Listed records.
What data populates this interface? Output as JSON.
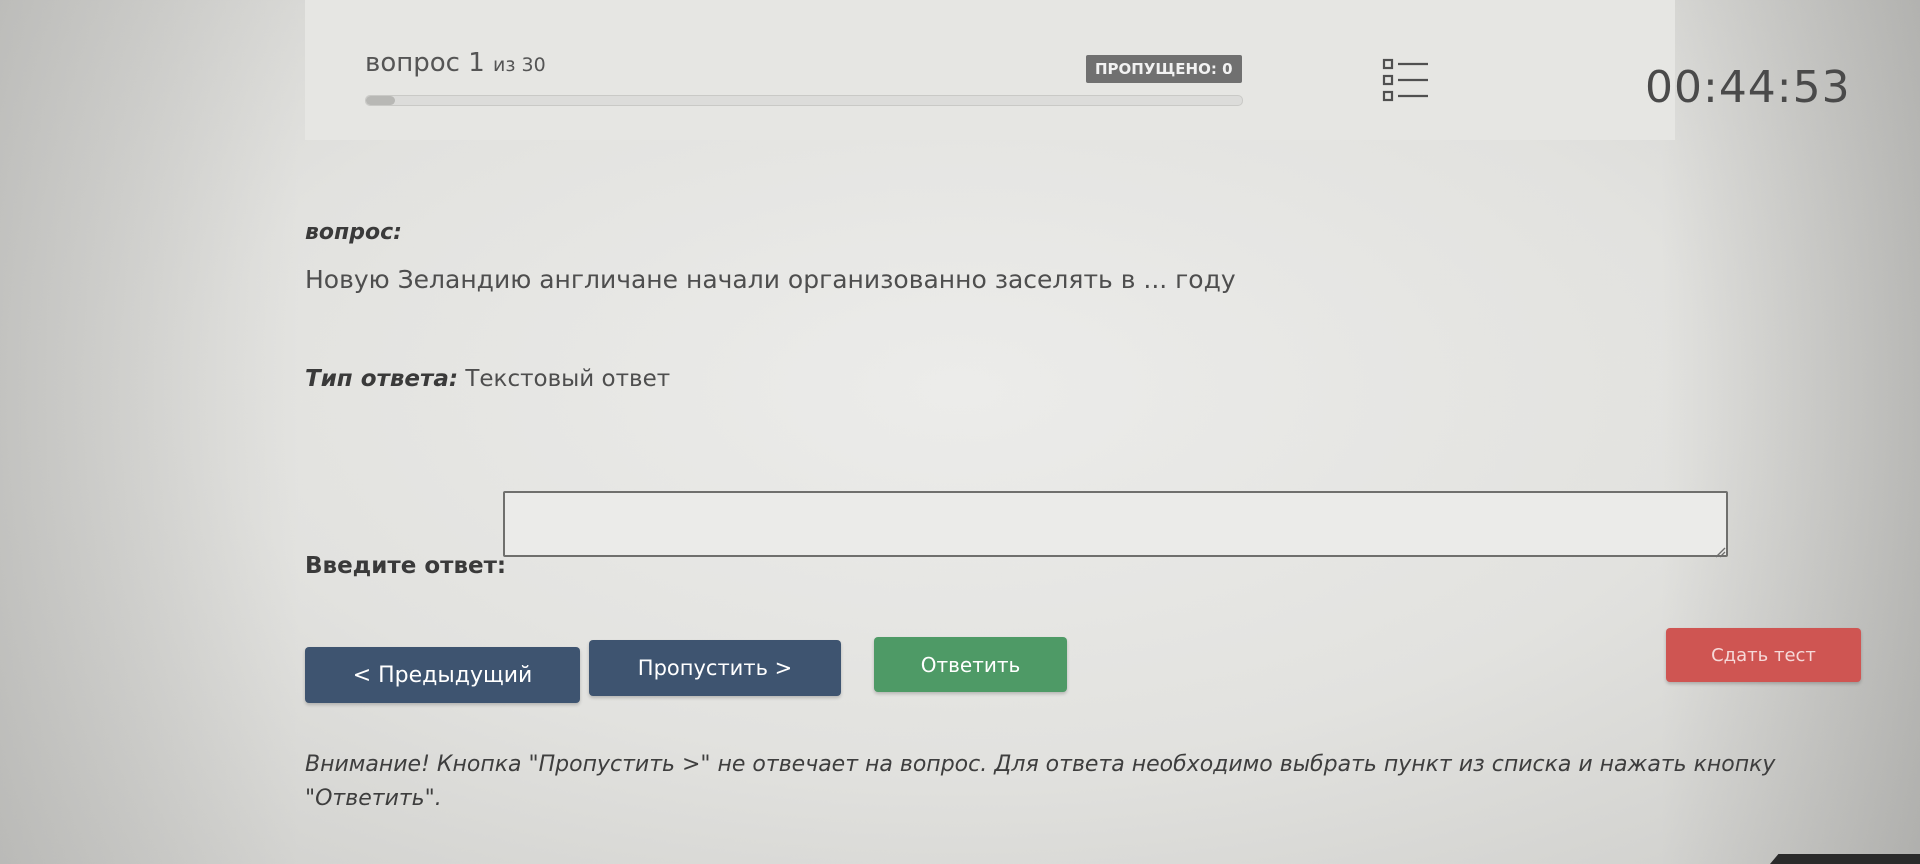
{
  "header": {
    "question_word": "вопрос 1",
    "question_total": "из 30",
    "progress": 0.033,
    "skipped_badge": "ПРОПУЩЕНО: 0",
    "timer": "00:44:53"
  },
  "question": {
    "label": "вопрос:",
    "text": "Новую Зеландию англичане начали организованно заселять в ... году",
    "answer_type_label": "Тип ответа:",
    "answer_type_value": "Текстовый ответ"
  },
  "answer": {
    "label": "Введите ответ:",
    "value": ""
  },
  "buttons": {
    "prev": "< Предыдущий",
    "skip": "Пропустить >",
    "answer": "Ответить",
    "submit": "Сдать тест"
  },
  "warning": {
    "text": "Внимание! Кнопка \"Пропустить >\" не отвечает на вопрос. Для ответа необходимо выбрать пункт из списка и нажать кнопку \"Ответить\"."
  },
  "colors": {
    "nav_button": "#3e5470",
    "answer_button": "#4e9a66",
    "submit_button": "#cf5552",
    "badge": "#707070"
  },
  "icons": {
    "question_list": "list-icon"
  }
}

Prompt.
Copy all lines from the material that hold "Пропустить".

Task solution.
    "skip": "Пропустить >",
    "text": "Внимание! Кнопка \"Пропустить >\" не отвечает на вопрос. Для ответа необходимо выбрать пункт из списка и нажать кнопку \"Ответить\"."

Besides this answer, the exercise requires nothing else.